  • Green Belt Certification: In-depth knowledge and participation in improvement projects.
  • Black Belt Certification: Advanced problem-solving skills and leadership in improvement initiatives.
  • Master Black Belt Certification: Highest level of expertise, mentoring, and leading improvement teams. A Six Sigma master black belt us typically held by higher level executives.

Six Sigma certification programs are available for individuals to validate their knowledge and skills at these belt levels.

DMAIC and DMADV Methodologies

Design for Six Sigma (DFSS) employs two primary methodologies:

  • DMAIC: Used for improving existing processes by defining, measuring, analyzing, improving, and controlling them.
  • DMADV: Employed for designing new processes or products by defining, measuring, analyzing, designing, and validating them.

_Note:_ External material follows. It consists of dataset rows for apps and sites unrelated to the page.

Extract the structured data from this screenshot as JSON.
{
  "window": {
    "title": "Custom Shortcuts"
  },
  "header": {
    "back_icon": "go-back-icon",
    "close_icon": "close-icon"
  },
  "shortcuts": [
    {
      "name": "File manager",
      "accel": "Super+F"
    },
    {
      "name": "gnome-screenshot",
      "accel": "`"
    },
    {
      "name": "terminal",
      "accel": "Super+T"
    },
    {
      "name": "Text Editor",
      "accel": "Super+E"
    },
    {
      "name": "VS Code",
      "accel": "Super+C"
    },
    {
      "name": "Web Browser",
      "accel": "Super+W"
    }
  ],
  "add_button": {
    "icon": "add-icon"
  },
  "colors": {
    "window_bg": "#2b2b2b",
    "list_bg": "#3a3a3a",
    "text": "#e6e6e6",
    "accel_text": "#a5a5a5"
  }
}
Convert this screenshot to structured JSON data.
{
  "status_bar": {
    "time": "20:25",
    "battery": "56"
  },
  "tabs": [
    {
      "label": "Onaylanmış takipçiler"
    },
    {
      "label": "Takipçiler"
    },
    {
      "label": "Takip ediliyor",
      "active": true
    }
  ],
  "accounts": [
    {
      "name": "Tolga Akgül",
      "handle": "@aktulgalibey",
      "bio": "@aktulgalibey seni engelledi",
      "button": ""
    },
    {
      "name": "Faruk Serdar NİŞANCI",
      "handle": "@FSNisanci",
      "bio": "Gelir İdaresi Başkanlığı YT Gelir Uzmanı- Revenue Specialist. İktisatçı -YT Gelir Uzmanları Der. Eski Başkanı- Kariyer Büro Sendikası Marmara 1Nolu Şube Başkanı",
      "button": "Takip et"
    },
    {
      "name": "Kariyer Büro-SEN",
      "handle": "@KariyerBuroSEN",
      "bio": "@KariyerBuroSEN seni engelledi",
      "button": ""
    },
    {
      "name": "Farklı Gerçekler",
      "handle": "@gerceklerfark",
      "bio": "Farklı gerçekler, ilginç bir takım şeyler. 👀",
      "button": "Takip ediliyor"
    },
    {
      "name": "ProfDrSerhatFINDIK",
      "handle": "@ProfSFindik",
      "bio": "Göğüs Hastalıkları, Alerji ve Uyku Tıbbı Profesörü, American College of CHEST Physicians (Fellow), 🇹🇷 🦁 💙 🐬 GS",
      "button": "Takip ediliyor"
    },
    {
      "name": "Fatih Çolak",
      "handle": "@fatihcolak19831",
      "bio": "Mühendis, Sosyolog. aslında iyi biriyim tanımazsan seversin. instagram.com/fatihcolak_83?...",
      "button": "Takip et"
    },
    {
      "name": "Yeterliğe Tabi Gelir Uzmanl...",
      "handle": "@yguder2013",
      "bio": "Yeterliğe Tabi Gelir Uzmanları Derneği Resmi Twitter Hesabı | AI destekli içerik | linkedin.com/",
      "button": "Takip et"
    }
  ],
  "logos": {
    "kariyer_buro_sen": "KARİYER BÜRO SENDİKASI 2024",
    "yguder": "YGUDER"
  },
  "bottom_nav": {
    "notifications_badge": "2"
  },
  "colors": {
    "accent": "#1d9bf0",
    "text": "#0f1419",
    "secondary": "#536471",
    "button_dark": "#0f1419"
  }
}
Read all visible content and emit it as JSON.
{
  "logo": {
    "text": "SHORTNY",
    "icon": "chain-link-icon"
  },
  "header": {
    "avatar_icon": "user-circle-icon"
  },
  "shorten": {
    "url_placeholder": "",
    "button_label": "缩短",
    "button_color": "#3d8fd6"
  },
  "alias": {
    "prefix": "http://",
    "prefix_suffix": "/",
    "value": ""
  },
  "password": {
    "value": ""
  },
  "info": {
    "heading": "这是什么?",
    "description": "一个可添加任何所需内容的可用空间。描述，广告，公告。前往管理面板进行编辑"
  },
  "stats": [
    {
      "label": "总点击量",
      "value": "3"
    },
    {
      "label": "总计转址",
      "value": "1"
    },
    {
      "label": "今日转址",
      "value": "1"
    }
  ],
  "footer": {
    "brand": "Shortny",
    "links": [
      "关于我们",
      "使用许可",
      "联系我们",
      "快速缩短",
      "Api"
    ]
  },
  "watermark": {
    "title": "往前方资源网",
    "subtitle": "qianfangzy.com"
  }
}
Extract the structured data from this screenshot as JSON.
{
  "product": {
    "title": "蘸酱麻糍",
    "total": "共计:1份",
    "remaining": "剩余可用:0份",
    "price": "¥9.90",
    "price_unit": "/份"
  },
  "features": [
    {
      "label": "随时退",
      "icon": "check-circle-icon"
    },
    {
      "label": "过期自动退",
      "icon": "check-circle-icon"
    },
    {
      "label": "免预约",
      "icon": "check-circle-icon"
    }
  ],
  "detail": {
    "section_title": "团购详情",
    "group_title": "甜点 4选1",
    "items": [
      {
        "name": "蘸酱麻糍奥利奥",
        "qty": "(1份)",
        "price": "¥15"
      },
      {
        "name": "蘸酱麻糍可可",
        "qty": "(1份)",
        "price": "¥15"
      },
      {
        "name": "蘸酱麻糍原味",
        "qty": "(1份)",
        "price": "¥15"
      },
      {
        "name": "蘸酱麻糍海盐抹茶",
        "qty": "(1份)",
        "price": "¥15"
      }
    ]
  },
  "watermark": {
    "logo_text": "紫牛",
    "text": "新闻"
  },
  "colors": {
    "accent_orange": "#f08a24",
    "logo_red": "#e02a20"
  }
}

Both methodologies follow a structured approach to problem-solving and continuous improvement.

Lean Six Sigma: Combining Efficiency with Quality

Lean Six Sigma is an integration of Six Sigma and Lean Manufacturing principles. It not only emphasizes quality but also focuses on minimizing waste and maximizing efficiency in processes. Lean Six Sigma processes use tools and techniques from both disciplines to create a comprehensive approach to process improvement.

Tools and Statistical Analysis

Six Sigma employs a wide range of tools for data analysis, statistical process control, process mapping, control charts, and root cause analysis. Statistical tools are critical for identifying sources of process variation and determining the effectiveness of improvement initiatives.

Customer-Centric Approach

Six Sigma places a strong emphasis on customer satisfaction and aligns process improvement initiatives with the needs and expectations of customers. The ultimate goal is to deliver products and services that consistently meet or exceed customer requirements.

Continuous Improvement Culture

Six Sigma fosters a culture of continuous improvement within organizations. It encourages employees at all levels to identify and address issues, reduce variability, and contribute to the bottom line by improving processes and reducing defects.

Applications Beyond Manufacturing

While Six Sigma originated in manufacturing, its principles and methodologies have been successfully applied in various industries, including healthcare, finance, and services. It offers a structured approach to problem-solving and process improvement that can benefit organizations of all types and sizes.

In conclusion, Six Sigma is a powerful methodology for achieving excellence in process improvement, quality management, and customer satisfaction. With its structured approach, statistical analysis, and customer-centric focus, it has proven to be a valuable tool for organizations seeking to reduce defects, optimize processes, and drive continuous improvement in their operations.